As Jackie “Moms” Mabley once said, “If you always do what you have already done, you’ll always get what you always got.”
I moved my young family to Houston in 1980, taking a a joint position as an assistant professor in the Department of Gynecology and assistant biochemist in the Department of Biochemistry at the University of Texas System M.D. Anderson Research and Tumor Institute, as it was called then. I rose through the ranks there, becoming the first African American full professor and director of the Experimental Gynecology/Endocrinology Research Laboratory.
One of the driving reasons I had taken the UT position was to change the way we addressed the issue of the overall high mortality rate from breast cancer in African American women, especially among young women. In a 1998 interview, Houston Chronicle editorial board member Frank Michel asked me what had been achieved in addressing this issue. Other than policy changes over nearly two decades, I told him I was concerned that little true change had taken place. “Benign neglect, institutional discrimination and internal politics have left us with a system that has been unresponsive to both research and health-care needs,” I said in his September 21, 1998, editorial, “Racism can be cancer on the health system.”
Problems are ignored. Boat-rockers like Jones are ostracized or patronized or shunted off into corners by good-old-boy networks. Racial and ethnic biological factors are overlooked in research projects. Cultural differences are not factored into scientific data gathering. Minority doctors and researchers are paid less, promoted less, put down as troublemakers or just tolerated. Like cancer itself, the disease can take many forms and many disguises that often make it hard to detect, hard to prove and very hard to eradicate.

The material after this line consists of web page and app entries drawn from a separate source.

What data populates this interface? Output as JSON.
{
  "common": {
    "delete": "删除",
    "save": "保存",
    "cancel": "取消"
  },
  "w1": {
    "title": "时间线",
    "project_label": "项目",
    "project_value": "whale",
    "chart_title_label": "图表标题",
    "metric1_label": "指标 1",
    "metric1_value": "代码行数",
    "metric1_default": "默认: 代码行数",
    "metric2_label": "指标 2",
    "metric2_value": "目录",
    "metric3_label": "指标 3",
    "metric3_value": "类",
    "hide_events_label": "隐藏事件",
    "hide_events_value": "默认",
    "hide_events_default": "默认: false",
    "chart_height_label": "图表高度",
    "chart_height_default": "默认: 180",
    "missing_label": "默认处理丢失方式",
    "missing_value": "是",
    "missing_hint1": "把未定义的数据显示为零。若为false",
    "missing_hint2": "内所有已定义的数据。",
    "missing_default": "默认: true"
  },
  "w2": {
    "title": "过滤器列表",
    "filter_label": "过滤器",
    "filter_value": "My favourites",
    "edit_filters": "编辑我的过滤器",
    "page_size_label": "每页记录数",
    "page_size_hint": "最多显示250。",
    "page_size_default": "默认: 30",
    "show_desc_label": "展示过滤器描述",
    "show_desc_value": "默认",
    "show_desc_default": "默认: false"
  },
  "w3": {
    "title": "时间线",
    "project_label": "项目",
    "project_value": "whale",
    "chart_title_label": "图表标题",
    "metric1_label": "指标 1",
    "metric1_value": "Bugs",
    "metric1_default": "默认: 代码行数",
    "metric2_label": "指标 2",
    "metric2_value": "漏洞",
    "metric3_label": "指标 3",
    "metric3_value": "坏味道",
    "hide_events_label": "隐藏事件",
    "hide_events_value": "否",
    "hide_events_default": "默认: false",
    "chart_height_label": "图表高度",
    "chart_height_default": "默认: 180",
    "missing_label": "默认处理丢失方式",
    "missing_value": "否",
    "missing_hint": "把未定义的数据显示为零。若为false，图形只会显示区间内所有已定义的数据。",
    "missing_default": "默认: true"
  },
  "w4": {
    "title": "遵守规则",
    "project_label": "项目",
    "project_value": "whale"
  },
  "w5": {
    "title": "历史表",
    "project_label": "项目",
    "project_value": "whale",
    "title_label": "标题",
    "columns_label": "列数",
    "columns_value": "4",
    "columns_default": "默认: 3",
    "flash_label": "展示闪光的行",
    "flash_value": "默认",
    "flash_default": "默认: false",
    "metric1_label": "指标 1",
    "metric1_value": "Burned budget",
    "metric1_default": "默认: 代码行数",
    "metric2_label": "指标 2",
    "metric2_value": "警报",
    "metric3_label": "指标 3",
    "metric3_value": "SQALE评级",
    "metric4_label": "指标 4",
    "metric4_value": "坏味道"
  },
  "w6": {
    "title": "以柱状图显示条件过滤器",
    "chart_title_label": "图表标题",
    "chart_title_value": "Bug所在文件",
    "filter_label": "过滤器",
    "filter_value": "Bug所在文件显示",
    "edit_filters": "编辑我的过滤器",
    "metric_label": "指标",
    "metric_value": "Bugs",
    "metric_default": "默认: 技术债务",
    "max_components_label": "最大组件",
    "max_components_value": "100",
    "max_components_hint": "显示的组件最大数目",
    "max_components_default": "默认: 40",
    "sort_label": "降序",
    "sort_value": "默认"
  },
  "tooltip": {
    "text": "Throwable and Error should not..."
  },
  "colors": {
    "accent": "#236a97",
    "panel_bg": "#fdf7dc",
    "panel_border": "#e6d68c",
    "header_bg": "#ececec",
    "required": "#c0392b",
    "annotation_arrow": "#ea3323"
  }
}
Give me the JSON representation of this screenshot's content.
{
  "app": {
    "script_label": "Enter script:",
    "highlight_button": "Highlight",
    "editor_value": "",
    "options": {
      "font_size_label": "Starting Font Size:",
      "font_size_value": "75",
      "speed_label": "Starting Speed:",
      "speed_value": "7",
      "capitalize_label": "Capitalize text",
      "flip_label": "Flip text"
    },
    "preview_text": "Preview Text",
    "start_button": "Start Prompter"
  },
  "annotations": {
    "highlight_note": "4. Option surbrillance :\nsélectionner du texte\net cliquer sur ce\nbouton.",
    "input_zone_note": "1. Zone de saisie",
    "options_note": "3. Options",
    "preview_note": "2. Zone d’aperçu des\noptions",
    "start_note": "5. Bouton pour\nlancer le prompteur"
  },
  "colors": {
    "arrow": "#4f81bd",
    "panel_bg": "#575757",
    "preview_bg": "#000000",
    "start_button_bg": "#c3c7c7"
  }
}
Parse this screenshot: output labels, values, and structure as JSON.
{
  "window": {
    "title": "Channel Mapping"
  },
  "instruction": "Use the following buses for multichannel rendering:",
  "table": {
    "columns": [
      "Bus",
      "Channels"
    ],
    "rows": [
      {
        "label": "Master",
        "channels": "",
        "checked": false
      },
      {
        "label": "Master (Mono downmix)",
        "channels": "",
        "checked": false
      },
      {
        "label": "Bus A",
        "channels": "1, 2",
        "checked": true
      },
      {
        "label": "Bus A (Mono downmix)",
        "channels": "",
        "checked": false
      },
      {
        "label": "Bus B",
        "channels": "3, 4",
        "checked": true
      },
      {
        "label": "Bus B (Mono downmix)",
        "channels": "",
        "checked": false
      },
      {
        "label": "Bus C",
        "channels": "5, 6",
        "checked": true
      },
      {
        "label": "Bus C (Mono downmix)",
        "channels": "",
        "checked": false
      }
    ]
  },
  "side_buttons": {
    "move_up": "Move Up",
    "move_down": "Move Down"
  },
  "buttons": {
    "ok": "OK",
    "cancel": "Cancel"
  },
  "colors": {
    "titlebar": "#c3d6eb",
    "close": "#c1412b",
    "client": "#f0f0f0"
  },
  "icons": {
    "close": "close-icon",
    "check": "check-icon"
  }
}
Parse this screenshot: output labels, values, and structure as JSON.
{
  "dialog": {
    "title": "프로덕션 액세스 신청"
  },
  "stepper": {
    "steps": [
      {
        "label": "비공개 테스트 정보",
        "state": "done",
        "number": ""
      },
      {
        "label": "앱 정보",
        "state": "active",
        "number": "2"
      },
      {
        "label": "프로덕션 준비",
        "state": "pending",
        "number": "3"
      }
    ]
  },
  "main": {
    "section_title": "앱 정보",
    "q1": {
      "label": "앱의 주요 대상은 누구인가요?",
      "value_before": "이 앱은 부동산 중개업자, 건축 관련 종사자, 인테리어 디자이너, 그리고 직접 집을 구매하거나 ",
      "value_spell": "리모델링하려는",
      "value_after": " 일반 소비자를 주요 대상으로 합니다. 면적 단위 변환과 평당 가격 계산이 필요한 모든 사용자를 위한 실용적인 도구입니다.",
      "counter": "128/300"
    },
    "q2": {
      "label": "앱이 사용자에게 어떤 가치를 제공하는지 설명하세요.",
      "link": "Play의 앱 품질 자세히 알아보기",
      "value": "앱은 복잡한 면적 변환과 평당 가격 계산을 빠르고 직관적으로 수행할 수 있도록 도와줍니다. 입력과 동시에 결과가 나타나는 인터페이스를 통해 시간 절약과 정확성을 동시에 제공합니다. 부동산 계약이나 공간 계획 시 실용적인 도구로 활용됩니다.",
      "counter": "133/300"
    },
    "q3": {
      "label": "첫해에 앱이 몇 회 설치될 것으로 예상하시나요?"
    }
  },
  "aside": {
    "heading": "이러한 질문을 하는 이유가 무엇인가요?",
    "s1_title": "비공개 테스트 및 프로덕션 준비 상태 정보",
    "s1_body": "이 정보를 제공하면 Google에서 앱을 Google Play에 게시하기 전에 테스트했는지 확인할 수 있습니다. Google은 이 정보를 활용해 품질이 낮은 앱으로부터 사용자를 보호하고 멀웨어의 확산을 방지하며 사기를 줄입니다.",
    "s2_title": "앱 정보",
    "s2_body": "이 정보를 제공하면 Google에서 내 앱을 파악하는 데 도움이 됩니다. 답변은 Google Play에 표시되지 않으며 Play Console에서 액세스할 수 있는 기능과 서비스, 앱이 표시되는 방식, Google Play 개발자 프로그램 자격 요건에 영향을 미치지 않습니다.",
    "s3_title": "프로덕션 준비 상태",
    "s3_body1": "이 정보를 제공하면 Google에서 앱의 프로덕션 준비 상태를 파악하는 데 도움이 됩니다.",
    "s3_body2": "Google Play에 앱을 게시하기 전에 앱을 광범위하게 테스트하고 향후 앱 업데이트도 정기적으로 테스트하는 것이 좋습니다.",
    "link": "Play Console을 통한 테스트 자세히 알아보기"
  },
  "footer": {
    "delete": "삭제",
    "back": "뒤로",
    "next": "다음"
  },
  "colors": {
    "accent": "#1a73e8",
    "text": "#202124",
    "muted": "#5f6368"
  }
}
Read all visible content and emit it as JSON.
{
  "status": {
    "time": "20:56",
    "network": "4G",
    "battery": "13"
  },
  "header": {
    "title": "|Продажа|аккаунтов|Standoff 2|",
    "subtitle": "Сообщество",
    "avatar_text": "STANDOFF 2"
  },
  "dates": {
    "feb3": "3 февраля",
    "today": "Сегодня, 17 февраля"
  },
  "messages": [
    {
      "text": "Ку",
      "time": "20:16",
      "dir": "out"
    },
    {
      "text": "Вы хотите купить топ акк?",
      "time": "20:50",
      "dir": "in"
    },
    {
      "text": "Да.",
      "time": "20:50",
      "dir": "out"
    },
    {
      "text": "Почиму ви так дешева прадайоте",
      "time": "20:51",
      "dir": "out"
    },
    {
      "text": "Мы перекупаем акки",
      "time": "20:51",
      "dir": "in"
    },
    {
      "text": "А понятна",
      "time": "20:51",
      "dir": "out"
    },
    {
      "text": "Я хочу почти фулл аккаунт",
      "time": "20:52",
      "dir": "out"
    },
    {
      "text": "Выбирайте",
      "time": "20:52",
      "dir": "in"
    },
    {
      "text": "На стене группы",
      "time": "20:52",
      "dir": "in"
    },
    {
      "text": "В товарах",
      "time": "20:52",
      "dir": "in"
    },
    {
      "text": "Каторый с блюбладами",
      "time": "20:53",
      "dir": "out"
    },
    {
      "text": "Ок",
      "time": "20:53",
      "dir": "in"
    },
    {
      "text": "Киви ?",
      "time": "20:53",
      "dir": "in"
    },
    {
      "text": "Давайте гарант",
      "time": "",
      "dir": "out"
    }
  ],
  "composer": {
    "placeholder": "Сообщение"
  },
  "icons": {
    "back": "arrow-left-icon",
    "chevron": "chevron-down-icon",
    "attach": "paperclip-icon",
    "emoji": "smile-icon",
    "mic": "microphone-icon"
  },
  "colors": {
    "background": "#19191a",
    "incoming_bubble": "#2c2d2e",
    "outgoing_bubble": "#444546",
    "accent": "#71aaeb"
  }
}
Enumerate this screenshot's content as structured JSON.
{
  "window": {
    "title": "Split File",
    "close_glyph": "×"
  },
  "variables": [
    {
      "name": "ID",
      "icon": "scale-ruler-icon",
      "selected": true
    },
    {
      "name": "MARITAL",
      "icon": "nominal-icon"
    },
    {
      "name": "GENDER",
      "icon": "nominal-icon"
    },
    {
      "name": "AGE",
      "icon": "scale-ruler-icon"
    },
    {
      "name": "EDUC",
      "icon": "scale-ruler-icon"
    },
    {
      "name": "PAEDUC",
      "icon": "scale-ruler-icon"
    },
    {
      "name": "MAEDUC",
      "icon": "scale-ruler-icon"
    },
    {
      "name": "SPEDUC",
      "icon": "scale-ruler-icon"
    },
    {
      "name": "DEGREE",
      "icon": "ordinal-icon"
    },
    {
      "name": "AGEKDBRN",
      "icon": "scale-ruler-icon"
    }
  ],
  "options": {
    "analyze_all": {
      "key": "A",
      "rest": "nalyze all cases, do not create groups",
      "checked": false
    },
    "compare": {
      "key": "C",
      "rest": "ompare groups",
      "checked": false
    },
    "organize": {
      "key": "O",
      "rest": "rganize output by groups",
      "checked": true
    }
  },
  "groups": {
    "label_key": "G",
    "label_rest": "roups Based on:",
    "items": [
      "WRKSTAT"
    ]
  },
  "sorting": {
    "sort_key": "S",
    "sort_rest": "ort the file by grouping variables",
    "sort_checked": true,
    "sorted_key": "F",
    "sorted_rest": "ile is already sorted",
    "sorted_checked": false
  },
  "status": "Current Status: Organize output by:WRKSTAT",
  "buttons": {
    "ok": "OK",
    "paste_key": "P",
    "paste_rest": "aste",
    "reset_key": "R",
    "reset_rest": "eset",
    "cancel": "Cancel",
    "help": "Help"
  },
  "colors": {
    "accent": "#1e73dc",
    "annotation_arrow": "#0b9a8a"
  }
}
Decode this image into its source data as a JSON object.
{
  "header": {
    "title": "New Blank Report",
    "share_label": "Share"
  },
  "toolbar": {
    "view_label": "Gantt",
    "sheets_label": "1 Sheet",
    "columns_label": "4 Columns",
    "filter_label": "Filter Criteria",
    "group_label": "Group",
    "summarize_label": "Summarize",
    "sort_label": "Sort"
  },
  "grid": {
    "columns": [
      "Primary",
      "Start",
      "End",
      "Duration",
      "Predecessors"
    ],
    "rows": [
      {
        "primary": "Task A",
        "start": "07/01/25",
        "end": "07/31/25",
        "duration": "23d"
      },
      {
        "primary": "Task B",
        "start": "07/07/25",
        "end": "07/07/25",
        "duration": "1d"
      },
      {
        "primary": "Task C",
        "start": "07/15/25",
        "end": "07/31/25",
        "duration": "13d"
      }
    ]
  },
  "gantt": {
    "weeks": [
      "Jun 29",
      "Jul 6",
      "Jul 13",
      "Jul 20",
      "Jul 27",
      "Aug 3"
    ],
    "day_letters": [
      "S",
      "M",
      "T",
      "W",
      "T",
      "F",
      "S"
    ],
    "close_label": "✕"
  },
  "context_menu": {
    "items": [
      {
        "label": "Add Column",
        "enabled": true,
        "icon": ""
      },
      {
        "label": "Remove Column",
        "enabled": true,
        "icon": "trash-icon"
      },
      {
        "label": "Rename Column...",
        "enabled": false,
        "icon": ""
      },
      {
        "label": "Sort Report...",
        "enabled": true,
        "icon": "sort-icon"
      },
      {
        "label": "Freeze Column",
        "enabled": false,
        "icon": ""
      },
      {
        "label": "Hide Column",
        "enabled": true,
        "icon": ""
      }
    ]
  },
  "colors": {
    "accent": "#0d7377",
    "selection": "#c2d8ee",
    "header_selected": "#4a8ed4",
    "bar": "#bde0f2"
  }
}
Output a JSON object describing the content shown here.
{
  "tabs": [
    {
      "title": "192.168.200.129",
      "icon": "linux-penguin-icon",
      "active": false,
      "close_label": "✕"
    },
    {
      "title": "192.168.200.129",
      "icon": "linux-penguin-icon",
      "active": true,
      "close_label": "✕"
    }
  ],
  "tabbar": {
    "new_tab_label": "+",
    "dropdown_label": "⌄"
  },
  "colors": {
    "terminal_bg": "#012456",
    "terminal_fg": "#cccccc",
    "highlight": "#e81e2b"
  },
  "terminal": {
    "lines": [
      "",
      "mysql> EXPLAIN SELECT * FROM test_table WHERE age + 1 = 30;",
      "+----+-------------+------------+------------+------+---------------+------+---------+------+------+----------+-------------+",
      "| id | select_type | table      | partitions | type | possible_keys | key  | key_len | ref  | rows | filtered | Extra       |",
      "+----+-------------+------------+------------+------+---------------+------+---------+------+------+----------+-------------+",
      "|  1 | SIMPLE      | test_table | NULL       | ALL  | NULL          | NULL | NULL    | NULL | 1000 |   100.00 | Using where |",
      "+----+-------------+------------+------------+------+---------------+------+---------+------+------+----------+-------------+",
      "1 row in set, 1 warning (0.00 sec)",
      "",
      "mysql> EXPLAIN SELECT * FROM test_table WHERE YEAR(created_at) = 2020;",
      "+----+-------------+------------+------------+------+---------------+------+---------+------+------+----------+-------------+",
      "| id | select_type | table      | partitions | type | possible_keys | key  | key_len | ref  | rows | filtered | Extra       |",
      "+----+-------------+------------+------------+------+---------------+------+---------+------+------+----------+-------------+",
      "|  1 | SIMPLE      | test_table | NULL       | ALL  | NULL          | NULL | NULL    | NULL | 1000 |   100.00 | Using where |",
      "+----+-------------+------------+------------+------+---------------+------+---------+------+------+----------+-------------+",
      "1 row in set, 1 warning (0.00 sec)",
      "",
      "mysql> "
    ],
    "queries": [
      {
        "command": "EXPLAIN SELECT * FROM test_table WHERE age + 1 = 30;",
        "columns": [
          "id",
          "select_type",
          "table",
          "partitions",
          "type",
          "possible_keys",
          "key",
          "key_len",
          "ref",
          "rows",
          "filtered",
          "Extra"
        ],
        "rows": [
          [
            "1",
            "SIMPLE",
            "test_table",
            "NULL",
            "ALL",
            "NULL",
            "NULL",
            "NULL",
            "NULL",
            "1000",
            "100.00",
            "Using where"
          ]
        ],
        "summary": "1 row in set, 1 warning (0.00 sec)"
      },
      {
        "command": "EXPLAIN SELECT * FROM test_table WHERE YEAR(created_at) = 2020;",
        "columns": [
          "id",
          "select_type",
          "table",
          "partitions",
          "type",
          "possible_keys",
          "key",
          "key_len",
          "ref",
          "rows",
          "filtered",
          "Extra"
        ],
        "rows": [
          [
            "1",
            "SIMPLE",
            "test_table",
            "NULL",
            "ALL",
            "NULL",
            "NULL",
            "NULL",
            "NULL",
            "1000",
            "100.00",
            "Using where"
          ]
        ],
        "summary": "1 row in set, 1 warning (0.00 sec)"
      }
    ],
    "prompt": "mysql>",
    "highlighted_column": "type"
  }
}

Little did Michel realize what responses his article bring. He received calls from readers saying that he needed a brain transplant and that he should blow his liberal brains out. People were angry that he reported how deliberate and unintentional discrimination within the nation’s medical establishment, especially the Texas Medical Center, led to a different, and sometimes deadly double standard. I told him I was not surprised.
Michel followed up in a subsequent Chronicle editorial that appeared February 1, 1999, titled, “No-brainer to broaden fight against cancer”:
In care, treatment and research efforts, differences among ethnic minorities have simply not been noted and treated with the same zeal as “mainstream” medicine and prevention. The same has been true with regard to gender, with women getting the short end of the proverbial stick until very recent times. And in the fight against cancer, the consequences have been particularly tragic.
Since that time, we have made progress regarding gender, specifically in white females, but what about others? “Health disparities” has long been part of medical research lexicon, but the New York Times recently reported the mortality rate from breast cancer in African American women in Texas remains almost four times that of white females. This, despite Houston being home to the largest medical center in the world and the number one cancer center.
How can this be? One factor often overlooked is that lack of concordance. The gap remains because, at the leadership and faculty level, the researchers don’t understand the problems.
So how much has really changed, other than more money, more papers being published and more meetings on the subject to point out that we have a problem?
With my retirement from the University of Texas M.D. Anderson Cancer Center, its name in the 21st century, there is now no African American full professor in the basic or behavioral sciences at that institution. The center I founded is on life-support. And I no longer have any relationship with the institution where I spent 33 years of my life bringing the issue of health disparities to the forefront.
One could say that I had been a one-man warning sign of what I see as cancers on the health-care system – benign neglect, racism and white privilege. On the other hand, it could be that there are others ready and willing to take up the mantle regarding these issues, others who must be sought out and heard.
We can’t continue to publish papers and get more grants without reducing the gaps that are acknowledged over and over again. It is a threat to the very being of this nation. If you don’t agree and think that we are making sufficient change, at the very least it is worth putting that position to the rigors of scientific and social inquiry. More importantly, it should not be dismissed as brainlessness or the rants of a boat rocker or malcontent, because so much is at stake for my children and yours.